and create a surging surface wave that carries the mullet the last few feet
towards the now braced fishermen, who cast their nets and haul in the panicked

Stephens, an associate professor of ecology, evolution and behavior at
Minnesota, told United Press International cooperation in cases where everyone
benefits "is thought to be theoretically uninteresting."

In the lab, Stephens said, "Animals defect very quickly. Our problem is why does
this happen. It is simple to get cooperation when it is in everybody's
short-term interest. There is no temptation to cheat."

Studies on altruism and cooperation are centered around a theoretical conundrum
known as "the iterated prisoner's dilemma." This is a repeated test of
trustworthiness. A single defection can offer a higher immediate reward, but a
more stable outcome is long-term cooperation between two individuals. Numerous
computer simulations of the iterated prisoner's dilemma have shown that the most
"evolutionary stable strategy" is sort of "tit-for-tat with forgiveness." That
is, prisoner A responds as Prisoner B does. But if Prisoner B defects once,
Prisoner A ignores it, and vice versa.
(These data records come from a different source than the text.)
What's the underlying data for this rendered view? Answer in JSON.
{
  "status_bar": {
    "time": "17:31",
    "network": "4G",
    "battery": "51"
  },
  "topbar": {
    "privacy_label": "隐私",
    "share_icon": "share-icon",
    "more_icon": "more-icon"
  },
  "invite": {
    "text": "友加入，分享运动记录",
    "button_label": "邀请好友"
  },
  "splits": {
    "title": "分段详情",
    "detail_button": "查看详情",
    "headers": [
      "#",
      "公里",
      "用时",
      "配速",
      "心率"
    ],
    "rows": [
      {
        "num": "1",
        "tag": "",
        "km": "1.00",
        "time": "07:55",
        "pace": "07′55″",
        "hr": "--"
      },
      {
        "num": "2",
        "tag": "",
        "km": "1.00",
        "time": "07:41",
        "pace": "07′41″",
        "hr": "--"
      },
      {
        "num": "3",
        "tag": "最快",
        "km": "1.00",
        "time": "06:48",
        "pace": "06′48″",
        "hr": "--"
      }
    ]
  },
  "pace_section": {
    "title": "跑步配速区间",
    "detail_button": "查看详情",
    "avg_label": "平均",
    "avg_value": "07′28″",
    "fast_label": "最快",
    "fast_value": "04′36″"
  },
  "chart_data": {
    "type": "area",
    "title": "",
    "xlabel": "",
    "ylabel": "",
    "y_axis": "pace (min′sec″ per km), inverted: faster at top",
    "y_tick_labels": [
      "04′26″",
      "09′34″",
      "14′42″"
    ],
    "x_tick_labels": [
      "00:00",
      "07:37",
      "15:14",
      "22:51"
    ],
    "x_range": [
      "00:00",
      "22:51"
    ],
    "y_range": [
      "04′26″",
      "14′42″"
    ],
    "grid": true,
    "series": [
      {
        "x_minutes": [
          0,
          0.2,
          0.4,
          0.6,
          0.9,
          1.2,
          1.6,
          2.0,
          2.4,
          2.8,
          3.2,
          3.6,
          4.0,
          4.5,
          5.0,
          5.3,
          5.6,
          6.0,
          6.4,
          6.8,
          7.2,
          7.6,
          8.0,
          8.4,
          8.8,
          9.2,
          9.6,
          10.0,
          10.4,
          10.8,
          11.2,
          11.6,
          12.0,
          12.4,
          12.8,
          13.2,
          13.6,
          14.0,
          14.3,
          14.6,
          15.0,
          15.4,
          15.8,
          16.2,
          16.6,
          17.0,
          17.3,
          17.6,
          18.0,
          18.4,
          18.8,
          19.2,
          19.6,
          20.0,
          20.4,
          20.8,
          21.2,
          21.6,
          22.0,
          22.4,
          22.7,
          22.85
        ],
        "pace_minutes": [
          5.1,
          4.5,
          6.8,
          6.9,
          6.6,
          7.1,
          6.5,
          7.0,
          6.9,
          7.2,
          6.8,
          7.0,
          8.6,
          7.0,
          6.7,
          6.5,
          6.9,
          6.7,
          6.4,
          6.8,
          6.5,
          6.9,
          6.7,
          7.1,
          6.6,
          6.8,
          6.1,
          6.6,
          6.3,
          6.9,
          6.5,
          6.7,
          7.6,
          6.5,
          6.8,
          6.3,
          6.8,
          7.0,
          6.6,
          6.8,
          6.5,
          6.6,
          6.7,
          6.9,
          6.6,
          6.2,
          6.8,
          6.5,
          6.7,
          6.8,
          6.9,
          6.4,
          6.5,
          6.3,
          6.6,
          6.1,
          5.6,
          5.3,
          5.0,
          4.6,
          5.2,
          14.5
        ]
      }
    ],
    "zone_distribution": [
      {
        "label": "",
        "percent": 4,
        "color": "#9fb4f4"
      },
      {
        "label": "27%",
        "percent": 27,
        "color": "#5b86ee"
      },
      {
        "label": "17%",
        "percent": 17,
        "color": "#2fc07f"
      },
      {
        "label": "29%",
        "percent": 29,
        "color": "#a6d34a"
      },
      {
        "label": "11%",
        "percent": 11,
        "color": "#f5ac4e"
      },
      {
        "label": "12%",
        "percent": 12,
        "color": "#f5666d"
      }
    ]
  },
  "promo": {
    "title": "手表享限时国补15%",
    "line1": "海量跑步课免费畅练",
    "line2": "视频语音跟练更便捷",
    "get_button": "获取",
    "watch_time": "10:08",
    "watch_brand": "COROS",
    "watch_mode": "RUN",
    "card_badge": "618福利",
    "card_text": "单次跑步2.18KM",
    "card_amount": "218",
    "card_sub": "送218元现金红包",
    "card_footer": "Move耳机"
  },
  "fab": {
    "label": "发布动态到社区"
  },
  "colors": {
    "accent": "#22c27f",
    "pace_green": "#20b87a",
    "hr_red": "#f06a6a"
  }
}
Frequent defection means that the other
player has to respond in kind.

The trouble is, in the lab the blue jays did not behave the way the theory said
they should -- largely because of something called "temporal discounting,"
Stephens said.

"What we thought is that we know from other work that animals are very sensitive
to delay, and they really hate a delay. If you give them a choice between a
pathetic food option and good one 10 or 20 seconds later, they will often choose
the worse food payout," he said. "That's what our story is about: the connection
between impulsiveness and altruistic cooperation."

Stephens designed an experiment to motivate the blue jays to focus on the
long-term consequences of their behavior. The birds -- one "stooge" whose
actions were controlled by the experimenters, and one that was free to choose --
were trained to fly back and forth to two perches. Landing on one perch resulted
in a small reward for a bird. Landing on the "cooperation perch" gave a large
reward for the neighbor, but none for the chooser. A clear box, visible to the
birds, accumulated each bird's winning and released them, either right away or
after four rounds of the game.

When the rewards were dispensed immediately, the test bird always defected. But
when the stooge bird cooperated, there was a steady increase in the cooperation
of the "free" bird.

"When the food accumulated in that little box," Stephens said, "that forced them
to think of the long-term benefits."

The issue of forsaking weak, short-term rewards in favor of strong, long-term
ones is an essential problem of environmental policy. Forest, ocean and
atmosphere provide immediate value, but they also have a longer, stronger payout
over generations. Building these long-term values into our global policies is an
essential factor in the protection of the environment.

The blue jay experience is encouraging. It means if we can teach such a
cantankerous blue jay to cooperate, we might be able to learn it ourselves.

Dan Whipple